··· DATA FOR THE TASK
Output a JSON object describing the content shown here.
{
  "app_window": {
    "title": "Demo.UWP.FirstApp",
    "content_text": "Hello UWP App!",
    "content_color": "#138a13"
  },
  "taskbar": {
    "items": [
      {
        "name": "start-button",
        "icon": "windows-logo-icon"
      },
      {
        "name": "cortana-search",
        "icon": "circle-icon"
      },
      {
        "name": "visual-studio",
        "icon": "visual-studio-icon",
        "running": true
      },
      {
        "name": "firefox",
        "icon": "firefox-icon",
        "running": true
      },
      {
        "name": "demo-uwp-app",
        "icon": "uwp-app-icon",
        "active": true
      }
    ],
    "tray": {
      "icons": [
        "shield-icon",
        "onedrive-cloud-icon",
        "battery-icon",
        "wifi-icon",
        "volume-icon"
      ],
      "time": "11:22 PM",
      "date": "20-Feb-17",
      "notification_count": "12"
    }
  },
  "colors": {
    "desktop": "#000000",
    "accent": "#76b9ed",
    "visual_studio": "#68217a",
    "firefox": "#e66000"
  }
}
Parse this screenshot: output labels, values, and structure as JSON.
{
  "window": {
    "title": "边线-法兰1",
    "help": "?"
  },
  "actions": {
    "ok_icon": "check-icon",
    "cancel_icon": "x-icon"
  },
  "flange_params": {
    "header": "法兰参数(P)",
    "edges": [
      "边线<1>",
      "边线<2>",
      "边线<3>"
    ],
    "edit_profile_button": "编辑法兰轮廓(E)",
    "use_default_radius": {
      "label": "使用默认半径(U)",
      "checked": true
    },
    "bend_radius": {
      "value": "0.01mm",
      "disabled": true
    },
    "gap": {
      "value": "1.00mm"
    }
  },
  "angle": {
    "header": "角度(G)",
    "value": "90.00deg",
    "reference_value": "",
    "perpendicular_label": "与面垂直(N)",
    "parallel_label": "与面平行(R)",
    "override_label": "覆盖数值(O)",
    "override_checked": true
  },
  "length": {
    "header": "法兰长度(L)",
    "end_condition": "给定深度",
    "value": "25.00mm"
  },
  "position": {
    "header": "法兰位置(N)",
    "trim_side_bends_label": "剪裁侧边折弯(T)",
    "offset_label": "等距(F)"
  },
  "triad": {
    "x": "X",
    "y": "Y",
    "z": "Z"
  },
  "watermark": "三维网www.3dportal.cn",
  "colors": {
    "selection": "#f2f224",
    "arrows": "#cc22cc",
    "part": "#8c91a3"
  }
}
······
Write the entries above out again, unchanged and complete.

## OUTPUT
Output a JSON object describing the content shown here.
{
  "app_window": {
    "title": "Demo.UWP.FirstApp",
    "content_text": "Hello UWP App!",
    "content_color": "#138a13"
  },
  "taskbar": {
    "items": [
      {
        "name": "start-button",
        "icon": "windows-logo-icon"
      },
      {
        "name": "cortana-search",
        "icon": "circle-icon"
      },
      {
        "name": "visual-studio",
        "icon": "visual-studio-icon",
        "running": true
      },
      {
        "name": "firefox",
        "icon": "firefox-icon",
        "running": true
      },
      {
        "name": "demo-uwp-app",
        "icon": "uwp-app-icon",
        "active": true
      }
    ],
    "tray": {
      "icons": [
        "shield-icon",
        "onedrive-cloud-icon",
        "battery-icon",
        "wifi-icon",
        "volume-icon"
      ],
      "time": "11:22 PM",
      "date": "20-Feb-17",
      "notification_count": "12"
    }
  },
  "colors": {
    "desktop": "#000000",
    "accent": "#76b9ed",
    "visual_studio": "#68217a",
    "firefox": "#e66000"
  }
}
Parse this screenshot: output labels, values, and structure as JSON.
{
  "window": {
    "title": "边线-法兰1",
    "help": "?"
  },
  "actions": {
    "ok_icon": "check-icon",
    "cancel_icon": "x-icon"
  },
  "flange_params": {
    "header": "法兰参数(P)",
    "edges": [
      "边线<1>",
      "边线<2>",
      "边线<3>"
    ],
    "edit_profile_button": "编辑法兰轮廓(E)",
    "use_default_radius": {
      "label": "使用默认半径(U)",
      "checked": true
    },
    "bend_radius": {
      "value": "0.01mm",
      "disabled": true
    },
    "gap": {
      "value": "1.00mm"
    }
  },
  "angle": {
    "header": "角度(G)",
    "value": "90.00deg",
    "reference_value": "",
    "perpendicular_label": "与面垂直(N)",
    "parallel_label": "与面平行(R)",
    "override_label": "覆盖数值(O)",
    "override_checked": true
  },
  "length": {
    "header": "法兰长度(L)",
    "end_condition": "给定深度",
    "value": "25.00mm"
  },
  "position": {
    "header": "法兰位置(N)",
    "trim_side_bends_label": "剪裁侧边折弯(T)",
    "offset_label": "等距(F)"
  },
  "triad": {
    "x": "X",
    "y": "Y",
    "z": "Z"
  },
  "watermark": "三维网www.3dportal.cn",
  "colors": {
    "selection": "#f2f224",
    "arrows": "#cc22cc",
    "part": "#8c91a3"
  }
}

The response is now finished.